• **Web page and app entries**:
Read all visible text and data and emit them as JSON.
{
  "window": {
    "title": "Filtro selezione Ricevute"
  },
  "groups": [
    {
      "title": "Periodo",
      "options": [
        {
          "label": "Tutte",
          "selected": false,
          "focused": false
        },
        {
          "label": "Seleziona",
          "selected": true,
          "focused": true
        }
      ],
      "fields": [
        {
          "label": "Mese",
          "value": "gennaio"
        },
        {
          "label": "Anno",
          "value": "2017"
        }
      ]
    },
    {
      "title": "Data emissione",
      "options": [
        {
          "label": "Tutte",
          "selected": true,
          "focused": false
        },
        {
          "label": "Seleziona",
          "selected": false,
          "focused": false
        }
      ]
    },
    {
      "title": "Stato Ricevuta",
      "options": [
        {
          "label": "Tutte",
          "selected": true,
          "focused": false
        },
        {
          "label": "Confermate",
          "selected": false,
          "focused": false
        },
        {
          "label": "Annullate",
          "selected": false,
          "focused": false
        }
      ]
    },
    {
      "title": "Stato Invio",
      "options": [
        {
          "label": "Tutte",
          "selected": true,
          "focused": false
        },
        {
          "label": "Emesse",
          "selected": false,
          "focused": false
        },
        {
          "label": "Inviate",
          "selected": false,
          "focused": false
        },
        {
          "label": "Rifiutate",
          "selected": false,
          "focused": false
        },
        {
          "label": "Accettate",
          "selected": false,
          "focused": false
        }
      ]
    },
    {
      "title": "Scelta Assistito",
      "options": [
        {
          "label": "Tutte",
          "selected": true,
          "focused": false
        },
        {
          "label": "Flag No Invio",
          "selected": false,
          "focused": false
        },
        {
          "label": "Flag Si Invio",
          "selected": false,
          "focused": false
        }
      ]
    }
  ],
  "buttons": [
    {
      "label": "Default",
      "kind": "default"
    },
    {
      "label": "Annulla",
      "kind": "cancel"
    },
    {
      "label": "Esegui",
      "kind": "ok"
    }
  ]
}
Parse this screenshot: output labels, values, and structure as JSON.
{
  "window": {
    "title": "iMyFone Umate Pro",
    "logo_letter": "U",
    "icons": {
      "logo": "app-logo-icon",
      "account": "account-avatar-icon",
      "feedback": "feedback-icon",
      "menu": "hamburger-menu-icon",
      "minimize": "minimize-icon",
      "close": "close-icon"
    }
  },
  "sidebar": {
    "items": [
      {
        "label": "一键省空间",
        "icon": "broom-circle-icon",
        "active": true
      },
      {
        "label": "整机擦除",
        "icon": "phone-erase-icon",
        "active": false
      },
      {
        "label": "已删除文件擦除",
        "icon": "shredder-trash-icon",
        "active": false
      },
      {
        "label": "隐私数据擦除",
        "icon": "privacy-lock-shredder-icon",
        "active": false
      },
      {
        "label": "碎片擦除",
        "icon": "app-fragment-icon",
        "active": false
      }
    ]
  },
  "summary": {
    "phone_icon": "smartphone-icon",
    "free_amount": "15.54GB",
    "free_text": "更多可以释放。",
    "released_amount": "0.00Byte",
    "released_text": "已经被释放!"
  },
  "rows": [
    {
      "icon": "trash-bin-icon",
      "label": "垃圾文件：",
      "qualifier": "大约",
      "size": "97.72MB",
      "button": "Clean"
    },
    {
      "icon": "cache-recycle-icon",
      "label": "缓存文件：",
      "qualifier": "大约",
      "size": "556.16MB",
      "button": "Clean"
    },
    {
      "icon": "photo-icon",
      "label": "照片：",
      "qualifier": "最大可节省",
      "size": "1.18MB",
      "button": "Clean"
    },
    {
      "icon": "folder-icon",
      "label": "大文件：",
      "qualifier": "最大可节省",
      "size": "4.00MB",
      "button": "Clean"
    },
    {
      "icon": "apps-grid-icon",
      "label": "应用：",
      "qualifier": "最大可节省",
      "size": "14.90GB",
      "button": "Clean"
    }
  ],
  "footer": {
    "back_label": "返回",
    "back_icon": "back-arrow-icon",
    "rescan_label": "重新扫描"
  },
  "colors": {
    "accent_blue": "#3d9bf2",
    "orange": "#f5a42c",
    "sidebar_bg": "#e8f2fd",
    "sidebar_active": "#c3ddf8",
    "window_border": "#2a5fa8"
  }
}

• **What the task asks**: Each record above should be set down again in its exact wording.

• **Result of the task**:
Read all visible text and data and emit them as JSON.
{
  "window": {
    "title": "Filtro selezione Ricevute"
  },
  "groups": [
    {
      "title": "Periodo",
      "options": [
        {
          "label": "Tutte",
          "selected": false,
          "focused": false
        },
        {
          "label": "Seleziona",
          "selected": true,
          "focused": true
        }
      ],
      "fields": [
        {
          "label": "Mese",
          "value": "gennaio"
        },
        {
          "label": "Anno",
          "value": "2017"
        }
      ]
    },
    {
      "title": "Data emissione",
      "options": [
        {
          "label": "Tutte",
          "selected": true,
          "focused": false
        },
        {
          "label": "Seleziona",
          "selected": false,
          "focused": false
        }
      ]
    },
    {
      "title": "Stato Ricevuta",
      "options": [
        {
          "label": "Tutte",
          "selected": true,
          "focused": false
        },
        {
          "label": "Confermate",
          "selected": false,
          "focused": false
        },
        {
          "label": "Annullate",
          "selected": false,
          "focused": false
        }
      ]
    },
    {
      "title": "Stato Invio",
      "options": [
        {
          "label": "Tutte",
          "selected": true,
          "focused": false
        },
        {
          "label": "Emesse",
          "selected": false,
          "focused": false
        },
        {
          "label": "Inviate",
          "selected": false,
          "focused": false
        },
        {
          "label": "Rifiutate",
          "selected": false,
          "focused": false
        },
        {
          "label": "Accettate",
          "selected": false,
          "focused": false
        }
      ]
    },
    {
      "title": "Scelta Assistito",
      "options": [
        {
          "label": "Tutte",
          "selected": true,
          "focused": false
        },
        {
          "label": "Flag No Invio",
          "selected": false,
          "focused": false
        },
        {
          "label": "Flag Si Invio",
          "selected": false,
          "focused": false
        }
      ]
    }
  ],
  "buttons": [
    {
      "label": "Default",
      "kind": "default"
    },
    {
      "label": "Annulla",
      "kind": "cancel"
    },
    {
      "label": "Esegui",
      "kind": "ok"
    }
  ]
}
Parse this screenshot: output labels, values, and structure as JSON.
{
  "window": {
    "title": "iMyFone Umate Pro",
    "logo_letter": "U",
    "icons": {
      "logo": "app-logo-icon",
      "account": "account-avatar-icon",
      "feedback": "feedback-icon",
      "menu": "hamburger-menu-icon",
      "minimize": "minimize-icon",
      "close": "close-icon"
    }
  },
  "sidebar": {
    "items": [
      {
        "label": "一键省空间",
        "icon": "broom-circle-icon",
        "active": true
      },
      {
        "label": "整机擦除",
        "icon": "phone-erase-icon",
        "active": false
      },
      {
        "label": "已删除文件擦除",
        "icon": "shredder-trash-icon",
        "active": false
      },
      {
        "label": "隐私数据擦除",
        "icon": "privacy-lock-shredder-icon",
        "active": false
      },
      {
        "label": "碎片擦除",
        "icon": "app-fragment-icon",
        "active": false
      }
    ]
  },
  "summary": {
    "phone_icon": "smartphone-icon",
    "free_amount": "15.54GB",
    "free_text": "更多可以释放。",
    "released_amount": "0.00Byte",
    "released_text": "已经被释放!"
  },
  "rows": [
    {
      "icon": "trash-bin-icon",
      "label": "垃圾文件：",
      "qualifier": "大约",
      "size": "97.72MB",
      "button": "Clean"
    },
    {
      "icon": "cache-recycle-icon",
      "label": "缓存文件：",
      "qualifier": "大约",
      "size": "556.16MB",
      "button": "Clean"
    },
    {
      "icon": "photo-icon",
      "label": "照片：",
      "qualifier": "最大可节省",
      "size": "1.18MB",
      "button": "Clean"
    },
    {
      "icon": "folder-icon",
      "label": "大文件：",
      "qualifier": "最大可节省",
      "size": "4.00MB",
      "button": "Clean"
    },
    {
      "icon": "apps-grid-icon",
      "label": "应用：",
      "qualifier": "最大可节省",
      "size": "14.90GB",
      "button": "Clean"
    }
  ],
  "footer": {
    "back_label": "返回",
    "back_icon": "back-arrow-icon",
    "rescan_label": "重新扫描"
  },
  "colors": {
    "accent_blue": "#3d9bf2",
    "orange": "#f5a42c",
    "sidebar_bg": "#e8f2fd",
    "sidebar_active": "#c3ddf8",
    "window_border": "#2a5fa8"
  }
}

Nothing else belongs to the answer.